Recruiters tend not to hire jobseekers who give the impression they might quit the job soon even if they have good qualifications, a poll suggests.
In the survey of personnel officers in 406 companies released Monday by the Korea Chamber of Commerce and Industry, 80 percent said they would not hire applicants who might give up the job quickly, even if they are highly qualified. This tendency is more pronounced in small and medium-sized firms, where about 83.1 percent gave that answer, compared to 74.5 percent in big firms.
But workers at small and medium-sized businesses tend to quit more frequently than in big companies, according to the survey. In 2009, around 13.9 percent of new staff with big companies quit within a year, but the figure was 39.6 percent for SMEs.
Companies said they have various measures in place to prevent newcomers from quitting early.

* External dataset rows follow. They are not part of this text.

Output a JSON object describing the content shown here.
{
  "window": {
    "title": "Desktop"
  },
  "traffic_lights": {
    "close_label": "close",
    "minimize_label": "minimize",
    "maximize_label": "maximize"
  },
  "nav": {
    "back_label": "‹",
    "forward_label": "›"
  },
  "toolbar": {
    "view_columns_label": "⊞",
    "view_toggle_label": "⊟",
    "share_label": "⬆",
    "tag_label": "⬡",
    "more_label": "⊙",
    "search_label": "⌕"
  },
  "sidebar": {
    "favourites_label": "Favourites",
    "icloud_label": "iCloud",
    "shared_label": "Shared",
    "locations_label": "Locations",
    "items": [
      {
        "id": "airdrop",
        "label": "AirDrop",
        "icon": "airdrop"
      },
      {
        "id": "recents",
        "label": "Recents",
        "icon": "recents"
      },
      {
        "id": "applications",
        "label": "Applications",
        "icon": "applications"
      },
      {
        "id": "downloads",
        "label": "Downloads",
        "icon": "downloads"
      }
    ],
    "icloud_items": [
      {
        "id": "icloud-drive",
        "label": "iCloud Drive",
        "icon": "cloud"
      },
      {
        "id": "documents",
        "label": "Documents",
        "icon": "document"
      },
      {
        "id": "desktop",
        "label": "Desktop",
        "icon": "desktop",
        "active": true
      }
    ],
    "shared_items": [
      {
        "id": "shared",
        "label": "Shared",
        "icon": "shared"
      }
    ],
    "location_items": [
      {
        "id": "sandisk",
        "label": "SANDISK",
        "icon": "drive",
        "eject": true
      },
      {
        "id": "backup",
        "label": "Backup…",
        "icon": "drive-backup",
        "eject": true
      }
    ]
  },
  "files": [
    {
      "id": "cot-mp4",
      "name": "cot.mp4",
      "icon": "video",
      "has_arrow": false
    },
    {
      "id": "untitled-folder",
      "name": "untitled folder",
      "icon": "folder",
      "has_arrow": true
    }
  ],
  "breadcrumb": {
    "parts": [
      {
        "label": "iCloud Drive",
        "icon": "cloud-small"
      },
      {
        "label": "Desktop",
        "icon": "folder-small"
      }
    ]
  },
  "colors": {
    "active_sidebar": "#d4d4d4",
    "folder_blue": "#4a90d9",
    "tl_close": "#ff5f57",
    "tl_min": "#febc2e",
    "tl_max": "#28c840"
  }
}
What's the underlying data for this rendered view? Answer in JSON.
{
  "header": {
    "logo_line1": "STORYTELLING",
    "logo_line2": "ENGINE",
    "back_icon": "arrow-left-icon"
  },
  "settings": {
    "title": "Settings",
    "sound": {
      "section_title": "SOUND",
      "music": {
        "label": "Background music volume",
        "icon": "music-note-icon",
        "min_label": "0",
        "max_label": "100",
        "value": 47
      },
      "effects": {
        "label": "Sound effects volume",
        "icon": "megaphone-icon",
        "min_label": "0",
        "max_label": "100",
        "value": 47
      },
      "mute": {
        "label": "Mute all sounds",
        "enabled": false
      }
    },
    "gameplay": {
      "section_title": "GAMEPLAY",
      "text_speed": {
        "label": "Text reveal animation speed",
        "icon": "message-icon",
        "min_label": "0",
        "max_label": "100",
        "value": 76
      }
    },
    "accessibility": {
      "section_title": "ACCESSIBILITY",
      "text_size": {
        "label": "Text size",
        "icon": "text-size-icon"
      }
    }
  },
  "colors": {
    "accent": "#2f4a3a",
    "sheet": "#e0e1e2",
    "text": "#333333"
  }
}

They included a mentoring system (41.4 percent), a raise in starting salaries and improvement in employee benefits (33.7 percent), training and education (32.8 percent), and camp training and employee get-togethers (19.2 percent).

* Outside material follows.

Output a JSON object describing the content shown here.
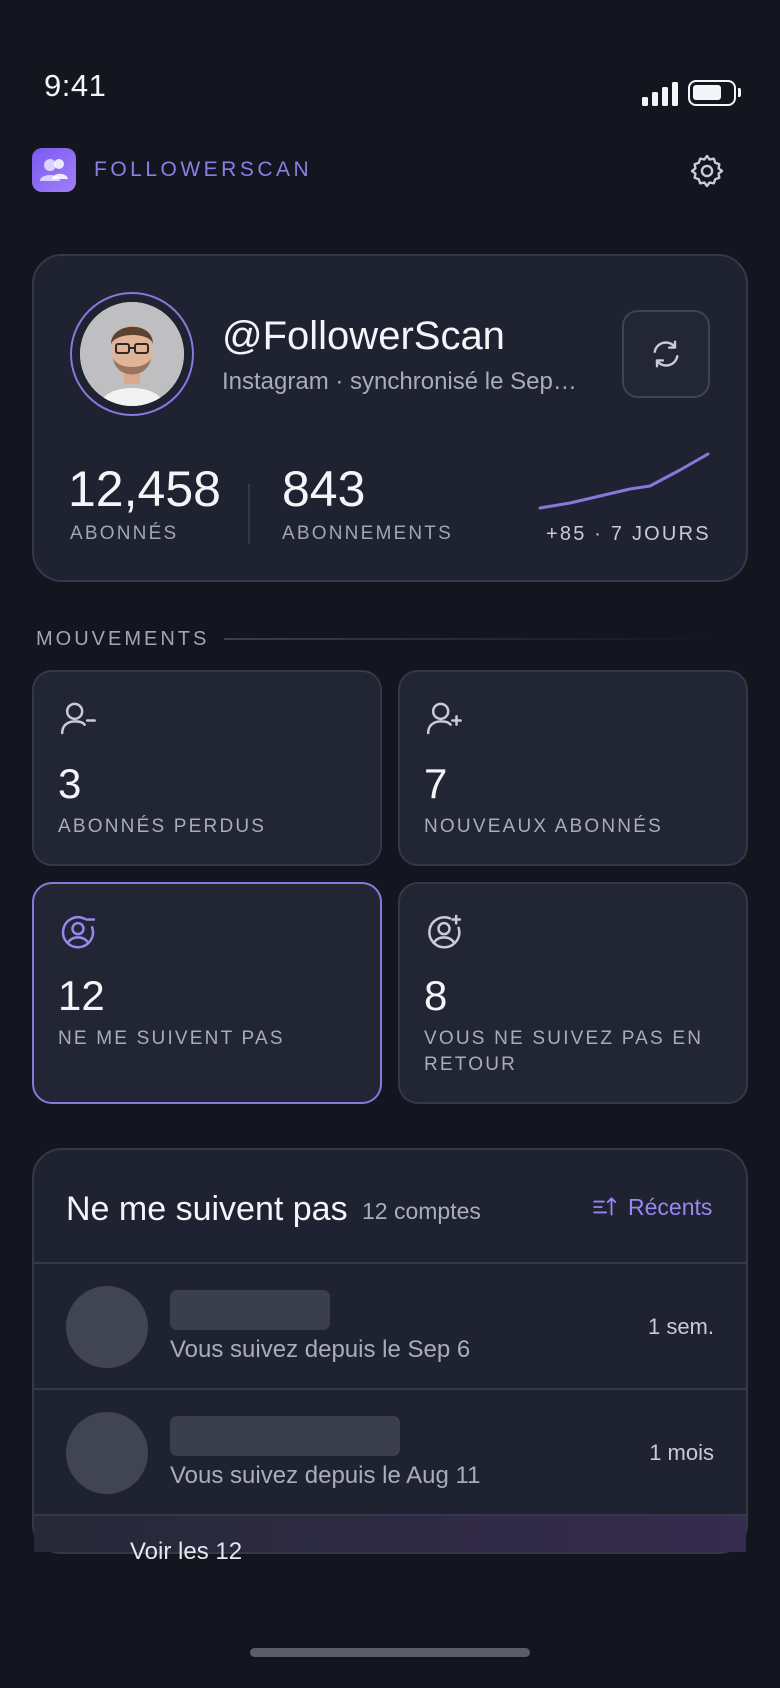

A KCCI official said, "Businesses prefer people who have the personality and aptitude work in the same company for a long time to those with good qualifications, because when new recruits quit it means a loss of time and money."